Show every line below where "ISBT" can be found.

Data to examine |
>>>>

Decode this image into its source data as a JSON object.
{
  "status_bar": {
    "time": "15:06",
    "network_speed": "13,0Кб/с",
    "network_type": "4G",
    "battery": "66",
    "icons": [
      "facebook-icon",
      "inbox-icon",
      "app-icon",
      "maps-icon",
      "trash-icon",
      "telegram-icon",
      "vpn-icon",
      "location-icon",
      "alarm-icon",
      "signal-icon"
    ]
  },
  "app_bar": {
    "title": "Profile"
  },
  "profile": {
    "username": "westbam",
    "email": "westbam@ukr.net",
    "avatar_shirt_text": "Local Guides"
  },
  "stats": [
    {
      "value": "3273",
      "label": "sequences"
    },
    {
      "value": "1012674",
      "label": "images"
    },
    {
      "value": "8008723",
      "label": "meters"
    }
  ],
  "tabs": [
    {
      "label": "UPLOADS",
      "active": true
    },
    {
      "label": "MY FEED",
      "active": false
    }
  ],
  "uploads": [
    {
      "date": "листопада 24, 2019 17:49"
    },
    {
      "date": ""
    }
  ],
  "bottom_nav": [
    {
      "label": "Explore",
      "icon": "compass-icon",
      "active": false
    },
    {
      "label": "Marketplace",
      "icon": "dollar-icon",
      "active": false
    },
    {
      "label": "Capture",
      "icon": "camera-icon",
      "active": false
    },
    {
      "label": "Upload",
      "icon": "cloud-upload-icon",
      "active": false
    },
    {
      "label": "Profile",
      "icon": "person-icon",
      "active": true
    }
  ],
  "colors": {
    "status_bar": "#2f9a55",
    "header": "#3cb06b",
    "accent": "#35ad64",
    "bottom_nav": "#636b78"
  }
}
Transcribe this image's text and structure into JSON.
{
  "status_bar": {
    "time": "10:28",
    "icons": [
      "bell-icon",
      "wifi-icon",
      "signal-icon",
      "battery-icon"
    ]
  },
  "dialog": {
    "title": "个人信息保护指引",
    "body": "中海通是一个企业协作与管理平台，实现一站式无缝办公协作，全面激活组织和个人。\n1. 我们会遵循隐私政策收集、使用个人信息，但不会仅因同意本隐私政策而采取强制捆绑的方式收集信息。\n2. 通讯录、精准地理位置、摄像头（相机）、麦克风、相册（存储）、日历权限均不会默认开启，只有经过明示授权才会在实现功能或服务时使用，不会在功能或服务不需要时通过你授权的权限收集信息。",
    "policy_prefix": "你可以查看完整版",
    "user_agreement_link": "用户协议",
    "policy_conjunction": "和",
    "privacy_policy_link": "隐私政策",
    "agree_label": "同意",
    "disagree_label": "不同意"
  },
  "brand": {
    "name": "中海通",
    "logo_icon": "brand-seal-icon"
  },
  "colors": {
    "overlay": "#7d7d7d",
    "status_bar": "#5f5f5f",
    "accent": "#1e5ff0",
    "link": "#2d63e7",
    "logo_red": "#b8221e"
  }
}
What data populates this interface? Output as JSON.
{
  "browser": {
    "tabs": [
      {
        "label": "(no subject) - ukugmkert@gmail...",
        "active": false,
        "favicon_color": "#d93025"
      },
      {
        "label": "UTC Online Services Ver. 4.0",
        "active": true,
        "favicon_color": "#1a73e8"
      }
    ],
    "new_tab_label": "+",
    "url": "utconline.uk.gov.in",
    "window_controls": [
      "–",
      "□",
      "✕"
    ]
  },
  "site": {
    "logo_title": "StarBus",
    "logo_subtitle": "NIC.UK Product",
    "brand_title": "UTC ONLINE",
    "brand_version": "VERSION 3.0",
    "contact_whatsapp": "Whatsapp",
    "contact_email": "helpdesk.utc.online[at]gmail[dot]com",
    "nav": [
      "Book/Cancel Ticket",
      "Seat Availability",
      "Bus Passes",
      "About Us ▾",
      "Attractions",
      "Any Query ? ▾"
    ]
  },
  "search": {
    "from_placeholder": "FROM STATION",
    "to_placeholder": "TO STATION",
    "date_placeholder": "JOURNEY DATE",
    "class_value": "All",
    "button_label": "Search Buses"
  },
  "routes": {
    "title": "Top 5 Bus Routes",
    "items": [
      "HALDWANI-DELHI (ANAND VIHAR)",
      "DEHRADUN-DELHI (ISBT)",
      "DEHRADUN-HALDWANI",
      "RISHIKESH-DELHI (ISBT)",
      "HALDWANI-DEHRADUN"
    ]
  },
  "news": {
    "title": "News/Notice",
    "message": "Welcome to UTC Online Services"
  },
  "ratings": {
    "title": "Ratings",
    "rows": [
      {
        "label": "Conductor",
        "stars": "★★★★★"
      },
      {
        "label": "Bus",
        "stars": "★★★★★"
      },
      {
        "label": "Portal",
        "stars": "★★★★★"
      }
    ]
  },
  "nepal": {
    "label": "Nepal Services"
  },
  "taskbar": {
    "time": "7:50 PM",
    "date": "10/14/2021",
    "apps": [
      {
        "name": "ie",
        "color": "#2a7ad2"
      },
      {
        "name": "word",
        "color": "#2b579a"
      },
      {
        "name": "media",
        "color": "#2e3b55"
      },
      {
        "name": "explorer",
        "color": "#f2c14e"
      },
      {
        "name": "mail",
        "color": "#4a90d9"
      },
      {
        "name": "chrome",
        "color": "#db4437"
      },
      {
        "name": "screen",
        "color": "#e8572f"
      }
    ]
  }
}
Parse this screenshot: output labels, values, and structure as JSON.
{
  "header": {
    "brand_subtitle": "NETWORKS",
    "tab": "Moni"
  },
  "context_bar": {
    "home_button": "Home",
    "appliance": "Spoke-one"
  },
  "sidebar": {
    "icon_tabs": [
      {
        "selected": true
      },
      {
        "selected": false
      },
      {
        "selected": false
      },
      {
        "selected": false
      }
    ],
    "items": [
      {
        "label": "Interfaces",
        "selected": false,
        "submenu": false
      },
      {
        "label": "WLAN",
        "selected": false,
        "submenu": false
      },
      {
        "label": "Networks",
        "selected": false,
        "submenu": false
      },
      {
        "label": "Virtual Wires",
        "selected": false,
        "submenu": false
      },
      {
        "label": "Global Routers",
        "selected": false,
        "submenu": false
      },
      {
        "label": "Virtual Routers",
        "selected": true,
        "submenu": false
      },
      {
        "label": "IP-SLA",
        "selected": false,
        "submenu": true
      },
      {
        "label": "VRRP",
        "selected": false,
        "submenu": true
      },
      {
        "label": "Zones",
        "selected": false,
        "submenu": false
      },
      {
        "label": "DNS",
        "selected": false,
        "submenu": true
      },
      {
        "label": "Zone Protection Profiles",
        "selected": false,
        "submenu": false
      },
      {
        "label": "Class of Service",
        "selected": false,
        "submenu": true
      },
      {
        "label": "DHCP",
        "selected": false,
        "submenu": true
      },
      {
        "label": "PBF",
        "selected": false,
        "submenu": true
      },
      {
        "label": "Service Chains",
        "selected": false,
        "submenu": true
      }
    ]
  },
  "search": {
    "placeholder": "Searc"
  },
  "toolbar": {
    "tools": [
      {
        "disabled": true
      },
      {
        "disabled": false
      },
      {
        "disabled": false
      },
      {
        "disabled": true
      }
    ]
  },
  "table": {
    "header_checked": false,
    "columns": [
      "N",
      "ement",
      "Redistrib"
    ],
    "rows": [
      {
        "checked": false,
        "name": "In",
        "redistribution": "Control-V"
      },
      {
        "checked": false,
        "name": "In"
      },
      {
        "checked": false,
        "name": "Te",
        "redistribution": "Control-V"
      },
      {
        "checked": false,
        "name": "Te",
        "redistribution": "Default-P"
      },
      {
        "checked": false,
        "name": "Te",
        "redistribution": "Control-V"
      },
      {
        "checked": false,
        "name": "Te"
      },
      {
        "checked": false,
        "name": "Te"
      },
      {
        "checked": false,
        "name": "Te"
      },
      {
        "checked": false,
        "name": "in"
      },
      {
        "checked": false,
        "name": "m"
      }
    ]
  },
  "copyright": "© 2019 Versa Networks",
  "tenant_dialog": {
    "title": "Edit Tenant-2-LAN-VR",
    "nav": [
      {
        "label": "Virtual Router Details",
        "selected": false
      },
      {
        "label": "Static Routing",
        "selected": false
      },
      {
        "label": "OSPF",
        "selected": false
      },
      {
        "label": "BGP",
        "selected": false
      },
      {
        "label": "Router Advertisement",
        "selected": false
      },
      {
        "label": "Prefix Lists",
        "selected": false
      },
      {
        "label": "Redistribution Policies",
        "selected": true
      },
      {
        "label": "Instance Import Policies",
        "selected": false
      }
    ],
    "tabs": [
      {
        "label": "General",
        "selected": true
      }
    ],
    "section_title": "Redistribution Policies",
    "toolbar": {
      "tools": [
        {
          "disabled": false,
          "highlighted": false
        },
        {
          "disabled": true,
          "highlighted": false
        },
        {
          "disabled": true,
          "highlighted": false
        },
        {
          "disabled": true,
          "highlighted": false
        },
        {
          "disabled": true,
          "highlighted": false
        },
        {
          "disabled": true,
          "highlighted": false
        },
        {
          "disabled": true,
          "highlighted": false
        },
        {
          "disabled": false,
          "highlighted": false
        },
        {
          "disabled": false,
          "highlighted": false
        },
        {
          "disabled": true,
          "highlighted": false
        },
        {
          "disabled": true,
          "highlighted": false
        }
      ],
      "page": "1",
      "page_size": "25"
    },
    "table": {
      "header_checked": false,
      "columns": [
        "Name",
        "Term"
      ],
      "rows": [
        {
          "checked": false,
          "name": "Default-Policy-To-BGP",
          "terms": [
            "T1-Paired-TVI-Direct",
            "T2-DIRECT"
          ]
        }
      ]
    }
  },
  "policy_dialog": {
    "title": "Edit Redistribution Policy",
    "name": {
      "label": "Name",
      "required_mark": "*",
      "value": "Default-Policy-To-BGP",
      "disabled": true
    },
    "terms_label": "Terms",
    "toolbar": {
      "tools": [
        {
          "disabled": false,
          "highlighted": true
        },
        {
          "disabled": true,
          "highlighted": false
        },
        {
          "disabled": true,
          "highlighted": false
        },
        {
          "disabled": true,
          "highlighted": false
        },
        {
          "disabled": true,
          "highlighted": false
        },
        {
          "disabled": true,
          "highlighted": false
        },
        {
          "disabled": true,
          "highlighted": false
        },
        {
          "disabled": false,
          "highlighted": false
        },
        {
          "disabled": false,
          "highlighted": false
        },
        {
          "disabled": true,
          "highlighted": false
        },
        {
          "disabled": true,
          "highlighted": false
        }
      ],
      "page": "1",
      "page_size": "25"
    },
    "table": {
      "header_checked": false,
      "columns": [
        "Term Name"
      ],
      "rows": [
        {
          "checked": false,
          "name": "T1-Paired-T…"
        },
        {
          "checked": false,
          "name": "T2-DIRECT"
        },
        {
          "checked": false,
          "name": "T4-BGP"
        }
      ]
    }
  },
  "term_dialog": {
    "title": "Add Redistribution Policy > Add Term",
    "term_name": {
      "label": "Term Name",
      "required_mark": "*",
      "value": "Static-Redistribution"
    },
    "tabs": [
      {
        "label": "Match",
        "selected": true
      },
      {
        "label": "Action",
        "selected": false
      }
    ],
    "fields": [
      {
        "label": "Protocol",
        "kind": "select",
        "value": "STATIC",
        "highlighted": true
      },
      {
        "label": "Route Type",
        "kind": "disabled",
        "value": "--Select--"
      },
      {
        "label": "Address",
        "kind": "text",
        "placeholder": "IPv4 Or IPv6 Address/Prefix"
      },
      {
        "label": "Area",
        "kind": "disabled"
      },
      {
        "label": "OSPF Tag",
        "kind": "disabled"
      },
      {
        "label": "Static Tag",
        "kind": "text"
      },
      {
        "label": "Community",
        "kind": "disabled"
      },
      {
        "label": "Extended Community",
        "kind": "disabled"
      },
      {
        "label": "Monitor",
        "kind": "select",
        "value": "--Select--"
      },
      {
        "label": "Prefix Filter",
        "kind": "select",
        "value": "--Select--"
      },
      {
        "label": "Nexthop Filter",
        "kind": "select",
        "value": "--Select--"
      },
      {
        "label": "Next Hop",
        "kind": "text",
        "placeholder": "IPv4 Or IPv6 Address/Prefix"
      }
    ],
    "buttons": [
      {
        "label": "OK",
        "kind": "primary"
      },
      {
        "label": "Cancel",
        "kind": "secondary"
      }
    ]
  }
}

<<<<

Answer box |
      "DEHRADUN-DELHI (ISBT)",
      "RISHIKESH-DELHI (ISBT)",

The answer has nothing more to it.